Over the past 2 years, 3 million individuals around the world have received treatment for hepatitis C virus (HCV) and in 2016, an additional 2.8 million began treatment for hepatitis B virus (HBV), according to a press release from the World Health Organization (WHO).
 
The overwhelming number of individuals who have gained access to treatment highlights the success of ongoing efforts to combat viral hepatitis, according to the WHO.
 
"We have seen a nearly 5-fold increase in the number of countries developing national plans to eliminate life-threatening viral hepatitis over the last 5 years," said Dr Gottfried Hirnschall, Director of WHO's Department of HIV and Global Hepatitis Programme. "These results bring hope that the elimination of hepatitis can and will become a reality."
 
Nearly 200 countries joined together with the goal of eliminating viral hepatitis by 2030, according to the release. Thus far, the countries have made significant progress towards the WHO’s goal through strong leadership and by reducing hepatitis drug costs, according to the WHO.
 
In 2016 alone, 1.76 million individuals around the world were treated for HCV, which increased from 1.1 million in 2015, according to the WHO. Additionally, 2.8 million individuals received HBV treatment in 2016 compared with 1.7 million in 2015.
 
Despite the substantial progress towards achieving the WHO’s goal of eliminating hepatitis, these are only the first steps of many.

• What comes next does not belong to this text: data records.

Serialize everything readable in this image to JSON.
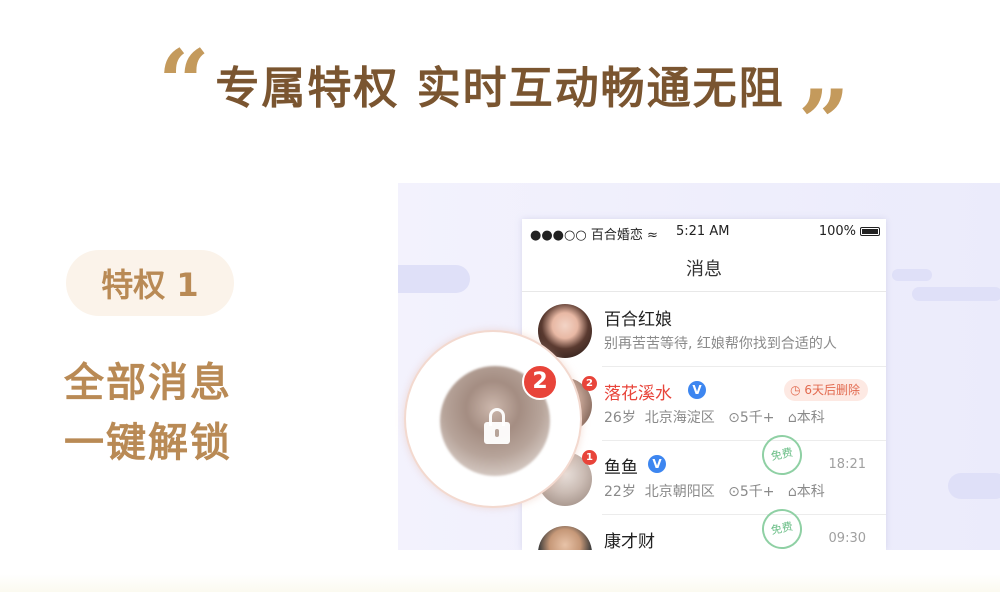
{
  "header": {
    "title": "专属特权  实时互动畅通无阻",
    "open_quote": "“",
    "close_quote": "”"
  },
  "feature": {
    "badge": "特权 1",
    "line1": "全部消息",
    "line2": "一键解锁"
  },
  "phone": {
    "status": {
      "carrier": "●●●○○ 百合婚恋 ≈",
      "time": "5:21 AM",
      "battery": "100%"
    },
    "nav_title": "消息",
    "messages": [
      {
        "name": "百合红娘",
        "preview": "别再苦苦等待, 红娘帮你找到合适的人"
      },
      {
        "name": "落花溪水",
        "verified": "V",
        "tag": "6天后删除",
        "unread": "2",
        "age": "26岁",
        "location": "北京海淀区",
        "income": "5千+",
        "education": "本科"
      },
      {
        "name": "鱼鱼",
        "verified": "V",
        "stamp": "免费",
        "time": "18:21",
        "unread": "1",
        "age": "22岁",
        "location": "北京朝阳区",
        "income": "5千+",
        "education": "本科"
      },
      {
        "name": "康才财",
        "stamp": "免费",
        "time": "09:30"
      }
    ],
    "lens_badge": "2"
  },
  "colors": {
    "headline": "#7a5530",
    "accent": "#b98a55",
    "quote": "#c49a5c",
    "unread_red": "#e8443a",
    "verified_blue": "#3d86f0",
    "free_green": "#6cbf88"
  },
  "icons": [
    "lock-icon",
    "verified-icon",
    "clock-icon",
    "location-icon",
    "education-icon",
    "wifi-icon",
    "battery-icon"
  ]
}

However, continuing to further progress may be difficult due to financial constraints, according to the release.
 
To significantly increase access to treatment, the WHO said that countries need to implement novel strategies to test and diagnose patients. Additionally, countries must provide prevention strategies, especially to high-risk populations, including injection drug users.
 
While vaccination against the virus has drastically dropped infections among children, other strategies are needed. Preventive measures, such as birth-dose vaccination, harm reduction services, and infection control, should be implemented, according to the release.
 
Countries also need to be innovative and develop novel tools to rapidly diagnose HBV and HCV, as well as develop a functional cure for HBV, the WHO wrote.
 
"We cannot meet the ambitious hepatitis elimination targets without innovation in prevention interventions and approaches, and implementing them to scale,” said Dr Ren Minghui, assistant director-general for Communicable Diseases, WHO. “The great successes of hepatitis B vaccination programmes [sic] in many countries need to be replicated and sustained globally in the context of moving forward to universal health coverage."
 
During the World Hepatitis Summit 2017, the WHO and the World Hepatitis Alliance aim to take steps to help countries enact new strategies to prevent new infections, according to the release.
 
"We cannot lose sight of the fact that last year 194 governments committed to eliminating viral hepatitis by 2030. For sure we are still a long way from this goal but that doesn’t mean it’s some unattainable dream. It’s eminently achievable. It just requires immediate action," said Charles Gore, President of World Hepatitis Alliance. "The World Hepatitis Summit 2017 is all about how to turn WHO’s global strategy into concrete actions and inspire people to leave with a ‘can do’ attitude."